Friday, June 7, 2013


Photo by Fred Heath 5/11/2013

This swarm of bees was seen on the Bluff Trail. Dangerous? No. I quote Carl Olson's letter to the editor of the AZ Star in its entirety:

Re: the April 26 article "Wildflower season is also bee season; swarms are a danger."
Well, thanks for writing an article to spread fear and paranoia around the city where none belongs.
The term "swarm" refers to an old queen recruiting worker bees to leave the hive and find a new home, not honeybees attacking an intruder in their territory. Worker bees in a swarm have filled their crop with honey, so do not become aggressive. They get tired and alight on a branch or other object, protect the queen inside and await information from scouts.
If you had written an educational article, people would understand that the hive with offspring is protected by the surrogate mothers and may present danger to people and pets, so that hive should be removed.
A swarm that rests on a branch probably will leave within a day and presents little danger unless someone gets bonkers and starts spraying them or swatting at them.
Please learn some terminology. Hive = colony = offspring = mother's protection = potential danger.
Swarm = workers full of food = lethargic = tired = ephemeral = not a problem.
Paranoia and fear = not what nature is all about.
Carl A. Olson
Retired entomologist, Tucson

Thursday, June 6, 2013

On the rocks

Photo by Ned Harris 5/19/2013

Wednesday, June 5, 2013


Photo by Marty Horowitz 5/17/2013

Ornate Tree lizard dining on a fresh dragonfly nymph. If you like lizards, (and who doesn't?) join the next lizard walk in Sabino Canyon on Saturday, June 8th. Meet by the flagpole in front of the visitor center at 8am. Bring water and wear a hat! Lizard walks are led by naturalists every 2nd Saturday through (and including) October 12th.

Tuesday, June 4, 2013

Night moves

Photos (and labels) by Bill Kaufman 5/27/2013

Thanks to Bill for capturing the god(esse)s of sky and thunder, love and beauty, travelers and thieves. And the largest raccoon I've ever seen.

Photo by Bill's trail camera
Compare to the javelina in the same spot. That's a big raccoon!

Monday, June 3, 2013

Trespassers beware!

Photos by Wayne Klement 5/27/2013
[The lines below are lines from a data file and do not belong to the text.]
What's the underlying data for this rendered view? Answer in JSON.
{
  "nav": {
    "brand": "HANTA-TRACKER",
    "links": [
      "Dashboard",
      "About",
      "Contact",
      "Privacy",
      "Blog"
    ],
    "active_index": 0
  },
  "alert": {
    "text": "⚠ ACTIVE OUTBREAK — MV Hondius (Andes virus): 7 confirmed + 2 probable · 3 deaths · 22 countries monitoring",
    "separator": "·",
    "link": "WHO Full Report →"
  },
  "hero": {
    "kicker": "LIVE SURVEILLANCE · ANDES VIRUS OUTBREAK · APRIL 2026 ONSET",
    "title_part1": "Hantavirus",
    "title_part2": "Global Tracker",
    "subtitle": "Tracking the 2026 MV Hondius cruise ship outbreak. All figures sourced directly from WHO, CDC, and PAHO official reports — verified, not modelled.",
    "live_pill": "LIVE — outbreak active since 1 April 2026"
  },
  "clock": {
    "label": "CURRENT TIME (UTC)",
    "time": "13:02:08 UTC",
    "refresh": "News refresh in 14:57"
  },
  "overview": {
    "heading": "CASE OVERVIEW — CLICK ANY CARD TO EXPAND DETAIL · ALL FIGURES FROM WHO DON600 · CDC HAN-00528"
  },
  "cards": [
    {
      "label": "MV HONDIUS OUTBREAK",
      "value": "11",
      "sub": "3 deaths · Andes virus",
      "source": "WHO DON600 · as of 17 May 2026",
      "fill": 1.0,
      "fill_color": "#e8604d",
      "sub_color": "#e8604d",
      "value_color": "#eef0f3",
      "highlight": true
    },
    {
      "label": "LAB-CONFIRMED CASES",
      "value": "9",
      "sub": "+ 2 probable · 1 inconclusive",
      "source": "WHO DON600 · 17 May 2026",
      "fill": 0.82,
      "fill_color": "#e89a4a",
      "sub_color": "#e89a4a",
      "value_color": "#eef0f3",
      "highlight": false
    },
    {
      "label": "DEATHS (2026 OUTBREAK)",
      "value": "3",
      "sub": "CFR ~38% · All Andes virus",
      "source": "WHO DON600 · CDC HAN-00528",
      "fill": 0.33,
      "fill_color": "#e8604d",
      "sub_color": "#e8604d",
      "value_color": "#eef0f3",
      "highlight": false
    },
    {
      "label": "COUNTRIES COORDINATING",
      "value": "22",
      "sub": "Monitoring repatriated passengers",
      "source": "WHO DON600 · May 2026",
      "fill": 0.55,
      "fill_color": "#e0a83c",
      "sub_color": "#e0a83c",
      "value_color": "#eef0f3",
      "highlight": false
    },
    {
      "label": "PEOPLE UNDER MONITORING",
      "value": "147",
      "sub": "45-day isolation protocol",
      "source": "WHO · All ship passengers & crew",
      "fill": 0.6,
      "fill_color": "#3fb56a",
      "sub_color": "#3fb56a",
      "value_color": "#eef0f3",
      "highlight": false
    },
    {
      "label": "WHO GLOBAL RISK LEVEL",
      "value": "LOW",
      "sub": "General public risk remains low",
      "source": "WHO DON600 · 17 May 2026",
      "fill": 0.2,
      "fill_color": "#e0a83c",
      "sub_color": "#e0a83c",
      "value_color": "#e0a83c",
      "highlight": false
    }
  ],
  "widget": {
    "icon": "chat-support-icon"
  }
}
You'll want to click on these photos for larger views.
Wayne sent in these shots (taken on the Blackett's Ridge trail) of a male Eastern Collared Lizard sinking his teeth into a Clark's Spiny Lizard. Not only are Eastern Collard Lizards territorial, they won't hesitate to eat lizard 'cousins.' The Clark's Spiny is fighting back, though, as you can see best in the 2nd shot.
According to the link above and other sources, Eastern Collared Lizards will, like their extinct 'cousin' the T-Rex, run on their hind legs only. Let's try to get photographic evidence of this from Sabino Canyon, shall we?

Sunday, June 2, 2013

No more eggs for you!

Photo by Mark Hengesbaugh 5/8/2013

Mark writes:

Jean got her wish of seeing her first Gila Monster of the season yesterday (May 8, 2013) on our walk in the canyon. It was the best-fed monster we've ever seen.
Anne says: 'Best-fed' seems like an understatement! Step away from the buffet!
Seriously, don't mess with this or any Gila Monster, because:

It is against Arizona State law to harass, harm, pursue, hunt, shoot, wound, kill, trap, capture, or collect the Gila Monster or to attempt to engage in any such conduct.
Not that you could lift this one, but still.

Saturday, June 1, 2013

Look good in green!

Photo by Angie Perryman 5/8/2013
Anne Green and Ned Harris, on patrol in the wild

Get to know your local Forest Service volunteers!
SCVP members patrol in Sabino Canyon, on Mt. Lemmon, and elsewhere in the Santa Catalina Mountains.
While on patrol, we provide information and assistance to visitors regarding trails and trailhead locations, hiking conditions, wildlife and desert safety issues, and Forest Service rules and regulations.
SCVP members are the eyes, ears, and helping hands of the Forest Service, evaluating trail and safety conditions in the canyon and surrounding areas.
Interested in becoming a member of Santa Catalina Volunteer Patrol? Visit our website at: